### [ACTION ITEM]
All lines holding the word "Oven" are to be copied from the records beneath.

BEGIN TASK MATERIAL

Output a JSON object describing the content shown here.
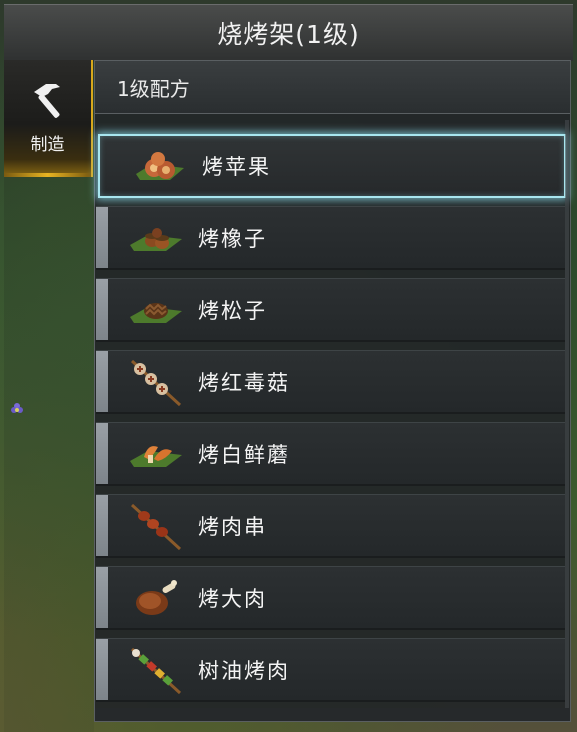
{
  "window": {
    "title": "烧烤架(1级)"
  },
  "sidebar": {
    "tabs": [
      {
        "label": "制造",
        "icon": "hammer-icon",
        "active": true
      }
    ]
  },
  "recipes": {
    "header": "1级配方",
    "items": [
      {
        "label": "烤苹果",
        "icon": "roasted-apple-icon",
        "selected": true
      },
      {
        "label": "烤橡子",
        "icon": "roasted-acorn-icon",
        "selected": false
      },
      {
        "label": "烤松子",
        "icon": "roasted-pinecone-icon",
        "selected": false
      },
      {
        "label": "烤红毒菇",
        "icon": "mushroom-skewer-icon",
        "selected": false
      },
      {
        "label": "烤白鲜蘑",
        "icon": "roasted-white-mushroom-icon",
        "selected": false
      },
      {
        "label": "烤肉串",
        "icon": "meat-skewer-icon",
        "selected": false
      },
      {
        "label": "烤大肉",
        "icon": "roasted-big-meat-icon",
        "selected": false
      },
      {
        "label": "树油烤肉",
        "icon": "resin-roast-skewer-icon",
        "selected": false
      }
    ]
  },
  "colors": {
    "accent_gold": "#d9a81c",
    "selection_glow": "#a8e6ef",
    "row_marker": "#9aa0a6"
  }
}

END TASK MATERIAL
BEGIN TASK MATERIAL

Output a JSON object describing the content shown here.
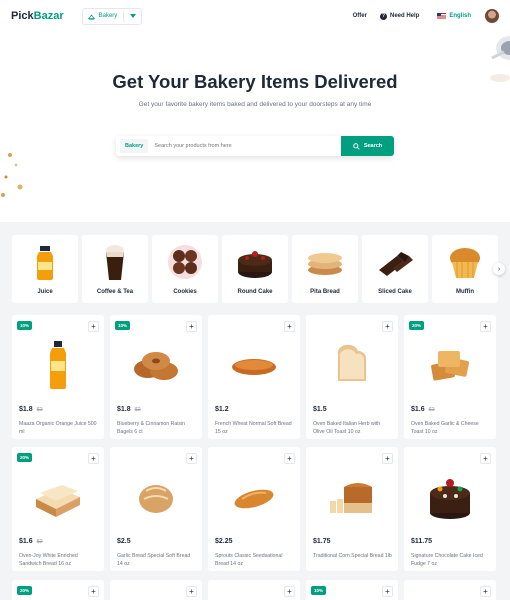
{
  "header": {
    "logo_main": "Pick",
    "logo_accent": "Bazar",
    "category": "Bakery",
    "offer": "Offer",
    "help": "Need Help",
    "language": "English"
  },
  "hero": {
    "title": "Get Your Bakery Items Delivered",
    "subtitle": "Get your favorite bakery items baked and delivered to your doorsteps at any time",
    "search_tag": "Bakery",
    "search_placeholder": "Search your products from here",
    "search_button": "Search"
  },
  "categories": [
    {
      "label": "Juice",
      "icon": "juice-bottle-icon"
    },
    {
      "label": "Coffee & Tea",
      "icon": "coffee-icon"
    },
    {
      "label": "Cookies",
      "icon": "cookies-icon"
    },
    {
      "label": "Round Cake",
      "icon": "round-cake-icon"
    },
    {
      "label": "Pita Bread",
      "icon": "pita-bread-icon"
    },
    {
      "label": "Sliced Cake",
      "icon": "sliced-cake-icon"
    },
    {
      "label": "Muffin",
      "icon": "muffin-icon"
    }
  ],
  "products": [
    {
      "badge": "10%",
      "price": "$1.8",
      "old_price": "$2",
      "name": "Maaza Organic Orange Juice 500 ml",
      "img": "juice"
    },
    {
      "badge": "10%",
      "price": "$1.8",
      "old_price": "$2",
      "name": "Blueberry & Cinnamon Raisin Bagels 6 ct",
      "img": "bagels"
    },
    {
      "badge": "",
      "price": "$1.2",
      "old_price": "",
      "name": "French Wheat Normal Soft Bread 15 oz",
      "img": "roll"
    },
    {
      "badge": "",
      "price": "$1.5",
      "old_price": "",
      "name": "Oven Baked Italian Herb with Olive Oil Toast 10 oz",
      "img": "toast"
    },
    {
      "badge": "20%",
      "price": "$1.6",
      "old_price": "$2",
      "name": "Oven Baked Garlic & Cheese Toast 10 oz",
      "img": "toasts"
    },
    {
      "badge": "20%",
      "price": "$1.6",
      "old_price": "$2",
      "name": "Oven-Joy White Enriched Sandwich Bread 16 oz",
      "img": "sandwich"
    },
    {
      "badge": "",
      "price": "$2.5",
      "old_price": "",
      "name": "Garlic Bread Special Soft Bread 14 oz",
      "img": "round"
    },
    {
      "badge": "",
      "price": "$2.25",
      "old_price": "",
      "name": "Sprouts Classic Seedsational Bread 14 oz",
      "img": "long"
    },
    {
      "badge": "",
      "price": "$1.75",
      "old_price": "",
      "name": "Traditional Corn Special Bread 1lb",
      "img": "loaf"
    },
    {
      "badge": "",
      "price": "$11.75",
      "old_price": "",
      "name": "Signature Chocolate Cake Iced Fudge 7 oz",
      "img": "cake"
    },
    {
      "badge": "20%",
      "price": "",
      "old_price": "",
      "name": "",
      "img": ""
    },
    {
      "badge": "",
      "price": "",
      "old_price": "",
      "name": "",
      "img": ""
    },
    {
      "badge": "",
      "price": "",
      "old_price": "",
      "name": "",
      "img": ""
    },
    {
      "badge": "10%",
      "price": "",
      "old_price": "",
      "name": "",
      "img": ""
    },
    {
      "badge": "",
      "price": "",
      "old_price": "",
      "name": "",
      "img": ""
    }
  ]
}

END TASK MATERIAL

### [RESPONSE]
      "name": "Oven Baked Italian Herb with Olive Oil Toast 10 oz",
      "name": "Oven Baked Garlic & Cheese Toast 10 oz",
      "name": "Oven-Joy White Enriched Sandwich Bread 16 oz",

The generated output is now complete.